_Excerpted records_:
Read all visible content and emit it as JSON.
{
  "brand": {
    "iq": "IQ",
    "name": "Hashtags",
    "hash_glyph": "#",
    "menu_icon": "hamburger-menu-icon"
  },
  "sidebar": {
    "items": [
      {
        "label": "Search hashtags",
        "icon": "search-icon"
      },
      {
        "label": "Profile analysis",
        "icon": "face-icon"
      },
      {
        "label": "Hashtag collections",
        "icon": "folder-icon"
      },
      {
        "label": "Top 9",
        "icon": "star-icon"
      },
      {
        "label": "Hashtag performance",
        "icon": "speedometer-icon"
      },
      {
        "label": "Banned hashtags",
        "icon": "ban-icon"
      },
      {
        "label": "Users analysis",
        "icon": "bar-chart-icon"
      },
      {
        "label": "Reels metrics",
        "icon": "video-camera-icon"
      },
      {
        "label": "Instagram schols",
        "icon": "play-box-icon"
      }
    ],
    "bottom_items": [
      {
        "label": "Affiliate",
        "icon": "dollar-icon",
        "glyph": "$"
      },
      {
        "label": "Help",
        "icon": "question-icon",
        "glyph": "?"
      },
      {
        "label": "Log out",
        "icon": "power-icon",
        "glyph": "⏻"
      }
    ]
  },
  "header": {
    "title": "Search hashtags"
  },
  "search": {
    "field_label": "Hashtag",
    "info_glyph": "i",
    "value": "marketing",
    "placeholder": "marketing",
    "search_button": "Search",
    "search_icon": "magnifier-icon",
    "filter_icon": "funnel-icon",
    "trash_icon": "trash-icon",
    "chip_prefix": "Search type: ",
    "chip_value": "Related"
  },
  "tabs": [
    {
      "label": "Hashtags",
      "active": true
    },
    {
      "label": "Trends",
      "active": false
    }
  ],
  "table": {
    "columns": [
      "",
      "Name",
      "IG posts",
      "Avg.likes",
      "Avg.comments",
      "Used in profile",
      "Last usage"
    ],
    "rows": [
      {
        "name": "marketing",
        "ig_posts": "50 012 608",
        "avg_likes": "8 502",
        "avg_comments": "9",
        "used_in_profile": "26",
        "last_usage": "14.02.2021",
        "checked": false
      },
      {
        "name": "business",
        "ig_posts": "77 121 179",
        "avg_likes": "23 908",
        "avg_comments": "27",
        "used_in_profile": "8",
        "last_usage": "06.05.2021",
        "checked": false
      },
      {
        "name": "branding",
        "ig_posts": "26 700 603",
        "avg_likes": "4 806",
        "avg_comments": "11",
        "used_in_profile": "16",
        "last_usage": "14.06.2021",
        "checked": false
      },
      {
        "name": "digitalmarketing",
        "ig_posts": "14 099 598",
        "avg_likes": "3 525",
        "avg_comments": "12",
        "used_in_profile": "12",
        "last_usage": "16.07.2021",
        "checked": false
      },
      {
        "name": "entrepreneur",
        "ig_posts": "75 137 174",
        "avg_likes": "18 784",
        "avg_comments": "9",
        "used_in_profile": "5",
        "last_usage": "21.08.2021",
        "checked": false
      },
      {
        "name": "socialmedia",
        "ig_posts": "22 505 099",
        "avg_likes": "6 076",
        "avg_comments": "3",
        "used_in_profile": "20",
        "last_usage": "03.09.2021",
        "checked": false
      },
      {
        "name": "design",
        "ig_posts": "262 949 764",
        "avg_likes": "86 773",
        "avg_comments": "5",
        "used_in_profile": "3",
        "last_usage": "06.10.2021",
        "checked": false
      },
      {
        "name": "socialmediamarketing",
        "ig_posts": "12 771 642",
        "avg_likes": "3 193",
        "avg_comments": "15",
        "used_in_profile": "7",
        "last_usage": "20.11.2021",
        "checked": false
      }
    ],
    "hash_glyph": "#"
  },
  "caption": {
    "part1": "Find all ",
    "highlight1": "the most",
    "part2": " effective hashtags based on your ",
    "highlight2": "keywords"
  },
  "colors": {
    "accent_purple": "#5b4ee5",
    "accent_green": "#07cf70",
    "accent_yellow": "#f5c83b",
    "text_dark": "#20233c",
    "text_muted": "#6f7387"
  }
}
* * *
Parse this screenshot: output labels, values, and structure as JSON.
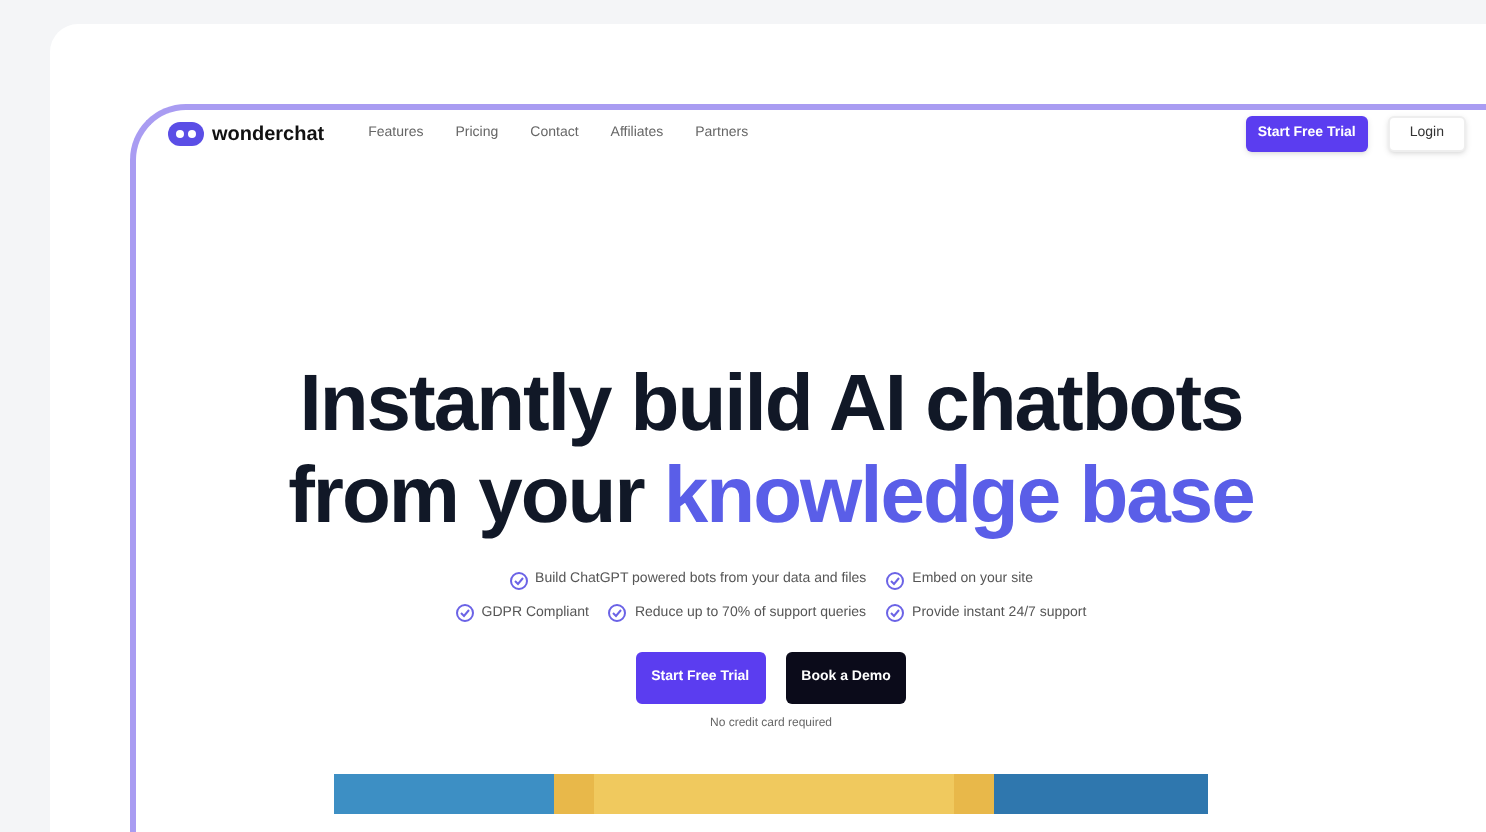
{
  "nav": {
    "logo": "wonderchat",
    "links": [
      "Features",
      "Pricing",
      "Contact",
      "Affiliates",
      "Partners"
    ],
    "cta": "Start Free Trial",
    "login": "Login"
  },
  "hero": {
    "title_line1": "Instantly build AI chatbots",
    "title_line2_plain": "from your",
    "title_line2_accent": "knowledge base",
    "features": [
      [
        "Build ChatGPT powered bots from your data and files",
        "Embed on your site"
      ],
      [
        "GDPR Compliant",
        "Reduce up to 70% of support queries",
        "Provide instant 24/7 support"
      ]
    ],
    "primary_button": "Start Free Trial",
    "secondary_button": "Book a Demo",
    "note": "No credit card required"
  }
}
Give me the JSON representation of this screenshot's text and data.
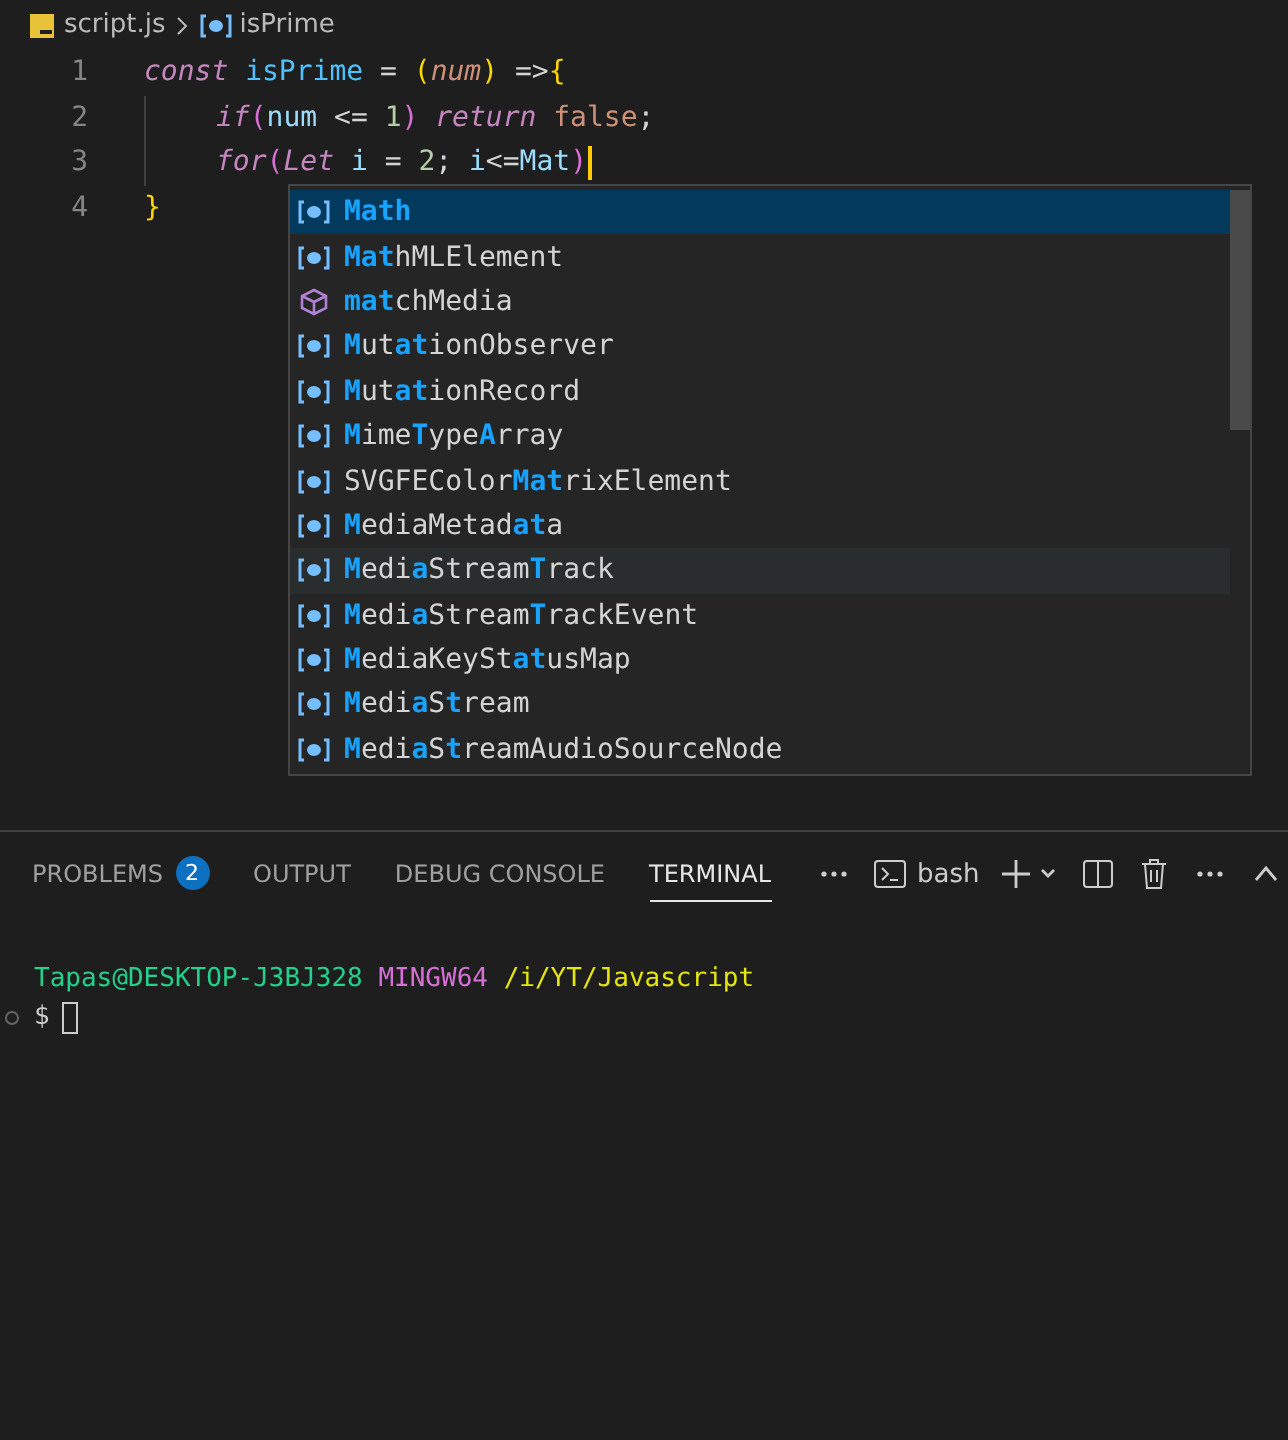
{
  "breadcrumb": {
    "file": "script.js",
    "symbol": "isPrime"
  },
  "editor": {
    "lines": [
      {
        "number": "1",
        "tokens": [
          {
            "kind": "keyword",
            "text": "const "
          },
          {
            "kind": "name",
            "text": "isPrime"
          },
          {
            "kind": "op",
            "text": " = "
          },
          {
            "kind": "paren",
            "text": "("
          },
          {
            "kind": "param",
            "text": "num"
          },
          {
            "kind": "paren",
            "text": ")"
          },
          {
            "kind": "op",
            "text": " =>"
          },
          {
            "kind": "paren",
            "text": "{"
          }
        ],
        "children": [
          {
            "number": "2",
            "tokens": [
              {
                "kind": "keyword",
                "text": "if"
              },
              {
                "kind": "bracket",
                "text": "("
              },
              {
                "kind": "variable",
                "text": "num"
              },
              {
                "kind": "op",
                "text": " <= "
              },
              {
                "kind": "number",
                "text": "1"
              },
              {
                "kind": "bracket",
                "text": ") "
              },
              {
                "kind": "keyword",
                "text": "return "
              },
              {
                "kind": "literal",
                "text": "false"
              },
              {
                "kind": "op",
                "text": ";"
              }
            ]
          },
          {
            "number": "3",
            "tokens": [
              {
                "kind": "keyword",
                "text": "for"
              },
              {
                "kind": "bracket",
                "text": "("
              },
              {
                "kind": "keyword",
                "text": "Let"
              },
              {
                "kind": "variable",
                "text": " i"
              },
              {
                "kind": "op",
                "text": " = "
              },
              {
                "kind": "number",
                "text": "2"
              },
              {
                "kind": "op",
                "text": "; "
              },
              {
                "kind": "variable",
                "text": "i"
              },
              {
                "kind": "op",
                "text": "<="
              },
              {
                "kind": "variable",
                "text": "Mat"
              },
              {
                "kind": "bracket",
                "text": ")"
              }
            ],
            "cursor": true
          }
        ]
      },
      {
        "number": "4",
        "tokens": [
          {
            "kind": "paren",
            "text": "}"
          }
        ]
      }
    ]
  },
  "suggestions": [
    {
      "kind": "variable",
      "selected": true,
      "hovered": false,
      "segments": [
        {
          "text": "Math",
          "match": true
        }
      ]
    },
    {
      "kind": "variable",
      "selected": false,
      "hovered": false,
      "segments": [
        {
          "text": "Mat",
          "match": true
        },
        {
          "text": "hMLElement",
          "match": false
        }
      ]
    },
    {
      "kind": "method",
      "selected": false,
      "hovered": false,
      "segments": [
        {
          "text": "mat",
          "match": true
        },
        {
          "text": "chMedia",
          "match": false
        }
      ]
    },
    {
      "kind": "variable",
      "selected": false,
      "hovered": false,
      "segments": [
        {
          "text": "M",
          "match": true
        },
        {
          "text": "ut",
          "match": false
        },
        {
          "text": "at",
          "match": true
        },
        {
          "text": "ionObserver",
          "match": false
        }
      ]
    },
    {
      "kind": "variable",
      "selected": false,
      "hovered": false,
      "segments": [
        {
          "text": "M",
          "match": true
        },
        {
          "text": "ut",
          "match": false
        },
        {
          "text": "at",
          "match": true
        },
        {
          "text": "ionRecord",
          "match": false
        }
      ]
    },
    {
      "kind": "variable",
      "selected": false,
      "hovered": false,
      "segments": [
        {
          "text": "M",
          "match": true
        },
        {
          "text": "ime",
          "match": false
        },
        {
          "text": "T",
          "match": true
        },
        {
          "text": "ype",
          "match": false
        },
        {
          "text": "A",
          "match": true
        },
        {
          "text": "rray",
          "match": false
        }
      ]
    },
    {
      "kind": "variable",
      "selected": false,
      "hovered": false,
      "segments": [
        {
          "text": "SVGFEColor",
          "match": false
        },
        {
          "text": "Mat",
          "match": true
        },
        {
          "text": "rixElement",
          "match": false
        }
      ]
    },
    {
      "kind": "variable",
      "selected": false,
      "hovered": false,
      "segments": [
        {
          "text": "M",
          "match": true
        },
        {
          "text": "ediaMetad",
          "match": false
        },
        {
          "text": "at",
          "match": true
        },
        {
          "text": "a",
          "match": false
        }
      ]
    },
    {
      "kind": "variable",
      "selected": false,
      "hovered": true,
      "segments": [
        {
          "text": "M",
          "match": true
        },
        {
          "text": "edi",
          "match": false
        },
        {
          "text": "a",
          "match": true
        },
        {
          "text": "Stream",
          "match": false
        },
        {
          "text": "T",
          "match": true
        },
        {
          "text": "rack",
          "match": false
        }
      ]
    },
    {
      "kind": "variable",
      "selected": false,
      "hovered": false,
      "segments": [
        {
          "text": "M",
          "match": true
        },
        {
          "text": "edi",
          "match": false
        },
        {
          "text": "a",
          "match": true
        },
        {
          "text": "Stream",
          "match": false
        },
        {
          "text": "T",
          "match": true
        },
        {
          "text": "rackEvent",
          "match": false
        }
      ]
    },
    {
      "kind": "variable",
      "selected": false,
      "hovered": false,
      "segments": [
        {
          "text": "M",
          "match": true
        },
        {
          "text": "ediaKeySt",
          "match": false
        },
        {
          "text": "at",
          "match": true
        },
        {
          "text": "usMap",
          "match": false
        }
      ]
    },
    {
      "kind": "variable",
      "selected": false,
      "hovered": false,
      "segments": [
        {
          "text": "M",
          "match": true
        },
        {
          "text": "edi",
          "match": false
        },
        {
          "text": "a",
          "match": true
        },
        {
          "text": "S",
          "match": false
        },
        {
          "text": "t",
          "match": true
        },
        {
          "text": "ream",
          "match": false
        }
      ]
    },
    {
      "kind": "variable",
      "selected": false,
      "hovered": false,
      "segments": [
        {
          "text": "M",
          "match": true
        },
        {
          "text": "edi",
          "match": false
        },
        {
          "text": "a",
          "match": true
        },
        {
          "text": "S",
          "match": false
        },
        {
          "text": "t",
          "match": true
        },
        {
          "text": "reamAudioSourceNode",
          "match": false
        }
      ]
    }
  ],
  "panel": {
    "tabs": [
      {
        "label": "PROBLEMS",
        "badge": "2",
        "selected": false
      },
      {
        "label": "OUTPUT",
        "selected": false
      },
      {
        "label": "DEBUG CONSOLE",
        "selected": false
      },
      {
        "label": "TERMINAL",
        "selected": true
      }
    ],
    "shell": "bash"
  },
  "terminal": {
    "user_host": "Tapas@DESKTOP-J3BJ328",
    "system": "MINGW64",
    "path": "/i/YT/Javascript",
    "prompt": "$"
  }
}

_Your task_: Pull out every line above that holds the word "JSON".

_Your response_:
Read all visible content and emit it as JSON.
Parse this screenshot: output labels, values, and structure as JSON.
Give me the JSON representation of this screenshot's text and data.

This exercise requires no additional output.